¶5 After final instructions and closing argument, the court designated the alternate juror by lot and advised the jury the alternate could be called back if "something happens overnight." The court then excused the alternate. The jurors retired to consider their verdicts at 2:15 p.m., and the court recessed. At 3:22 p.m., the court reconvened with counsel present telephonically and Dalton's presence waived to consider a question from the jury.
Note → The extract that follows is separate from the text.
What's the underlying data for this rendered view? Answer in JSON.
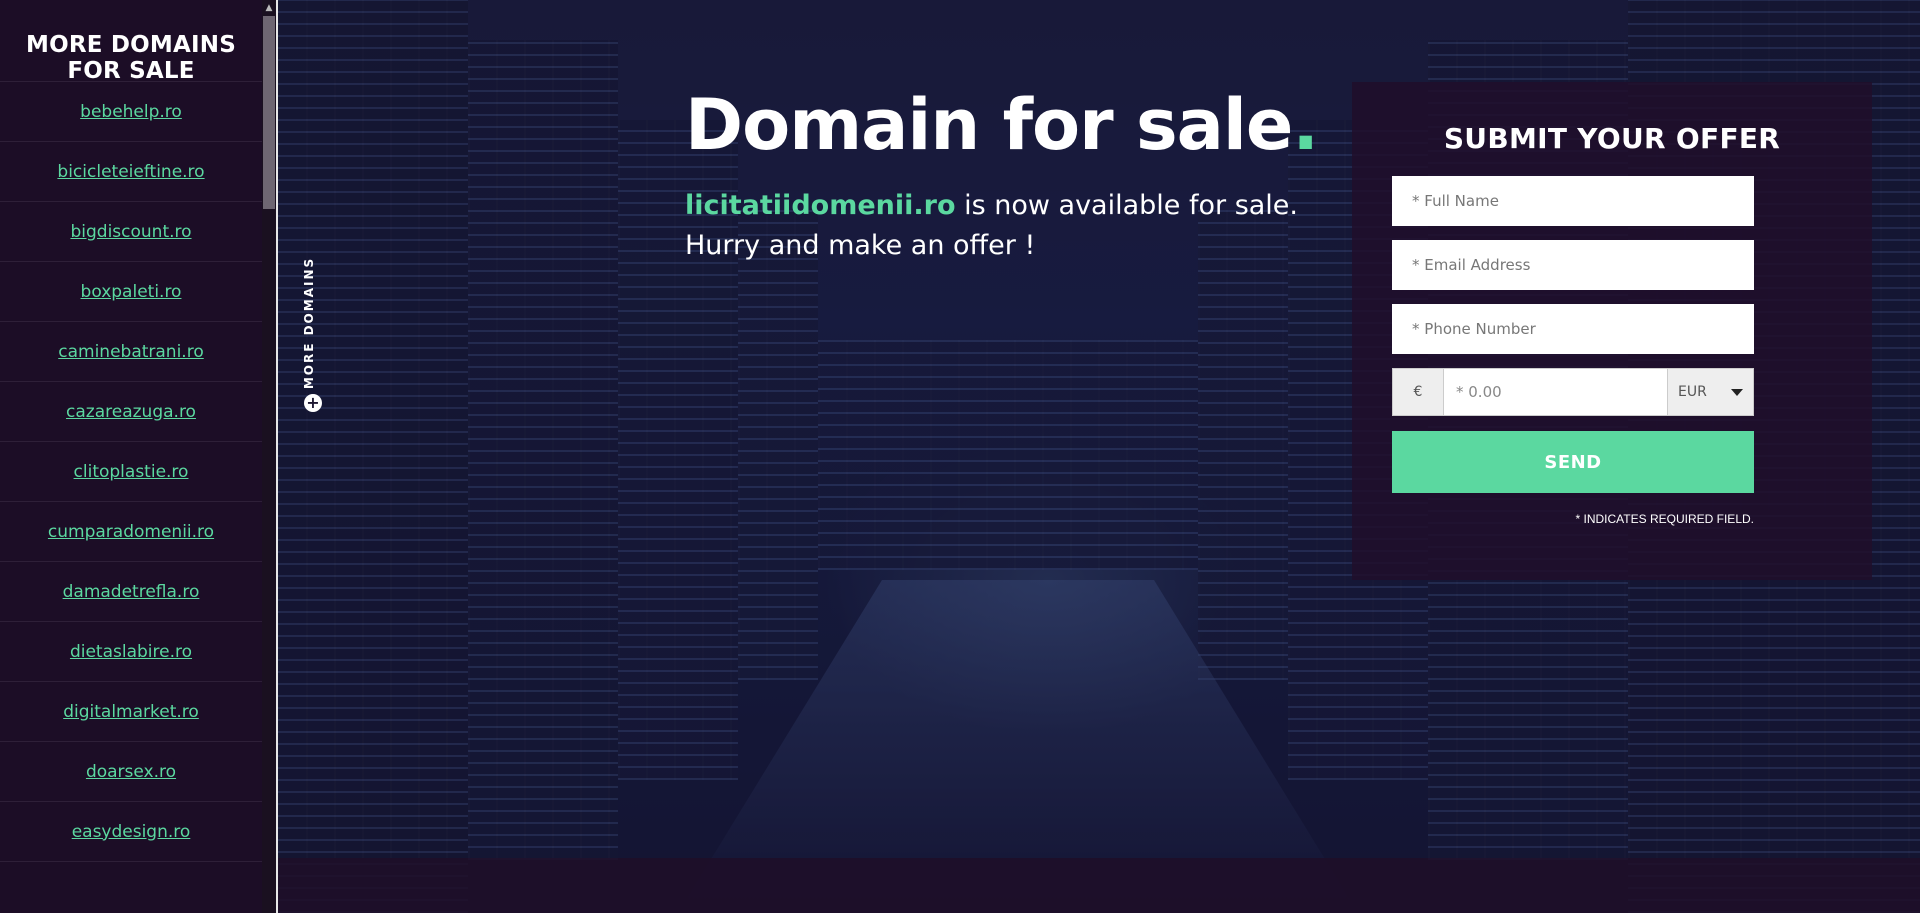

The court provided a written response to the question and recessed again at 3:23 p.m. At 4:21 p.m., the court reconvened with counsel present telephonically, and it advised counsel the jury had decided to "quit for the day, " but that one of the jurors had informed the bailiff she could not return the next day. The court told counsel its solution was to "bring the alternate back and have them start over at 11:00 tomorrow." The court and counsel then agreed the court would telephone the alternate and inform her that she had to return the next day at 11:00 a.m. to begin deliberations with the other jurors.
¶6 At 11:00 a.m. the next day, the jury reconvened. Although the day before the court had told counsel it would have the jury "start over" when the alternate joined it, the record contains no indication-and the parties do not argue otherwise-that the court actually instructed the jury to "start over." Neither Dalton nor the State brought the court's failure to comply with Rule 18.5(h) to its attention. The jury returned to the courtroom to announce its verdict 43 minutes later, at 11:43 a.m. The trial transcript, however, reflects the jury actually deliberated less than 43 minutes as the court apologized for making the jury wait before it could return its verdicts. The jury found Dalton guilty of burglary in the second degree, but not guilty of criminal damage. The court polled the jury, and the individual members of the jury confirmed the verdicts.
I. Non-Compliance with Rule 18.5(h)
¶7 In his supplemental brief filed at our request, Dalton argues the court failed to comply with its obligation under Rule 18.5(h) and, therefore, committed fundamental, prejudicial error entitling him to a new trial. See State v. Henderson, 210 Ariz. 561, 567-68, ¶¶ 19-21, 115 P.3d 601, 607-08 (2005). We agree.
¶8 In State v. Guytan, 192 Ariz. 514, 968 P.2d 587 (App. 1998), this court explained the inherent problems when a new juror joins deliberations that have already begun:
Where an alternate juror is inserted into a deliberative process in which some jurors may have formed opinions regarding the defendant's guilt or innocence, there is a real danger that the new juror will not have a realistic opportunity to express his views and to persuade others. Moreover, the new juror will not have been part of the dynamics of the prior deliberations, including the interplay of influences among and between jurors, that advanced the other jurors along their paths to a decision. Nor will the new juror have had the benefit of the unavailable juror's views. Finally, a lone juror ...